On a personal side Morisset was clearly a family man. Prior to his arrival no women had been allowed into the settlement after December 1825 when Sir Ralph Darling, the Governor in NSW declared that all women, bond or free, should leave the island. “I laid it down, as a rule on my arrival here, that women should not be sent to that settlement…”. James Morisset was the first to insist that his family accompany him and they all arrived in 1829. The sense of vulnerability and fear that he felt for his wife and four young daughters living in such violent circumstances appears to have played a part in his mental decline.

Perhaps also the physical appearance of Morisset has played a part in him becoming historically cast as the villain. During the Peninsula Wars he was badly wounded by a sabre cut to the face, from which he barely survived and carried a facial disfigurement for the rest of his life. The only known portrait of him is from before this time and he appears as quite slight and fresh-faced with no hint of the cruel temperament of his reputation. Certainly Morisset ruled with severity, but no matter what we believe about Morisset’s rule on Norfolk, it is clear that reducing his time to simplistic statements of horrors reduces a more complex and nuanced person, history and story. It may serve our purposes to continue to represent his term to that only of a “mentally-ill sadist”, but can we now continue to truthfully do so as more detail and analysis of his time is revealed?

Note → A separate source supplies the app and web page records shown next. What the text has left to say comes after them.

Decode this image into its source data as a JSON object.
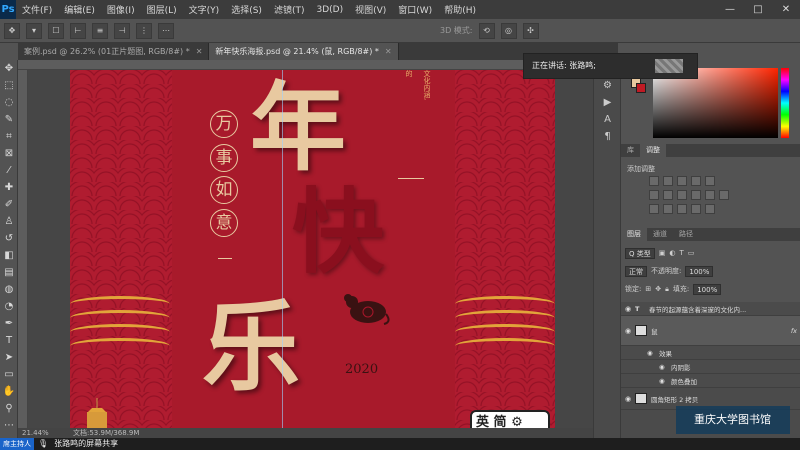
{
  "app": {
    "logo": "Ps",
    "menu": [
      "文件(F)",
      "编辑(E)",
      "图像(I)",
      "图层(L)",
      "文字(Y)",
      "选择(S)",
      "滤镜(T)",
      "3D(D)",
      "视图(V)",
      "窗口(W)",
      "帮助(H)"
    ],
    "window_controls": [
      "—",
      "□",
      "✕"
    ]
  },
  "options_bar": {
    "mode_label": "3D 模式:"
  },
  "tabs": [
    {
      "label": "案例.psd @ 26.2% (01正片题图, RGB/8#) *",
      "active": false
    },
    {
      "label": "新年快乐海报.psd @ 21.4% (鼠, RGB/8#) *",
      "active": true
    }
  ],
  "poster": {
    "big_chars": [
      "年",
      "快",
      "乐"
    ],
    "circle_chars": [
      "万",
      "事",
      "如",
      "意"
    ],
    "vertical_text": "文化内涵,",
    "vertical_text_2": "的",
    "year": "2020"
  },
  "ime": {
    "label": "英 简"
  },
  "status": {
    "zoom": "21.44%",
    "doc": "文档:53.9M/368.9M"
  },
  "speak_popup": {
    "text": "正在讲话: 张路鸣;"
  },
  "panels": {
    "tabs_top": [
      "库",
      "调整"
    ],
    "adjust_label": "添加调整",
    "layer_tabs": [
      "图层",
      "通道",
      "路径"
    ],
    "kind_label": "Q 类型",
    "blend_mode": "正常",
    "opacity_label": "不透明度:",
    "opacity_value": "100%",
    "lock_label": "锁定:",
    "fill_label": "填充:",
    "fill_value": "100%",
    "layers": [
      {
        "name": "春节的起源蕴含着深邃的文化内...",
        "type": "text"
      },
      {
        "name": "鼠",
        "type": "image",
        "fx": "fx"
      },
      {
        "name": "效果",
        "type": "effect"
      },
      {
        "name": "内阴影",
        "type": "effect"
      },
      {
        "name": "颜色叠加",
        "type": "effect"
      },
      {
        "name": "圆角矩形 2 拷贝",
        "type": "image"
      }
    ]
  },
  "watermark": {
    "text": "重庆大学图书馆"
  },
  "taskbar": {
    "host_label": "席主持人",
    "share_text": "张路鸣的屏幕共享"
  },
  "colors": {
    "poster_red": "#a8162a",
    "gold": "#e8c9a0",
    "accent_gold": "#e2a43a"
  }
}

Norfolk Island of course has had two Morisset men play a part in the affairs of the island. Commandant Morisset’s grandson Victor Sellheim Morisset came to Norfolk Island in 1928 and served as Administrator until his death from a severe heart attack in 1929. He is buried in the Norfolk Island cemetery.

For Jan Lowe visiting Norfolk today, there must be many strong feelings about the role her ancestors played in the affairs of this island. Hopefully this has not stopped her enjoying the beauty, wonders and overall complex yet fascinating history of this island!

1 comment:

  1. Lt Col Morisset's grandson who was administrator of Norfolk Island in 1928 was VICTOR CONRADSDORF MORISSET SELLHEIM, Son of Laura Theresa Morisset and Phillip Sellheim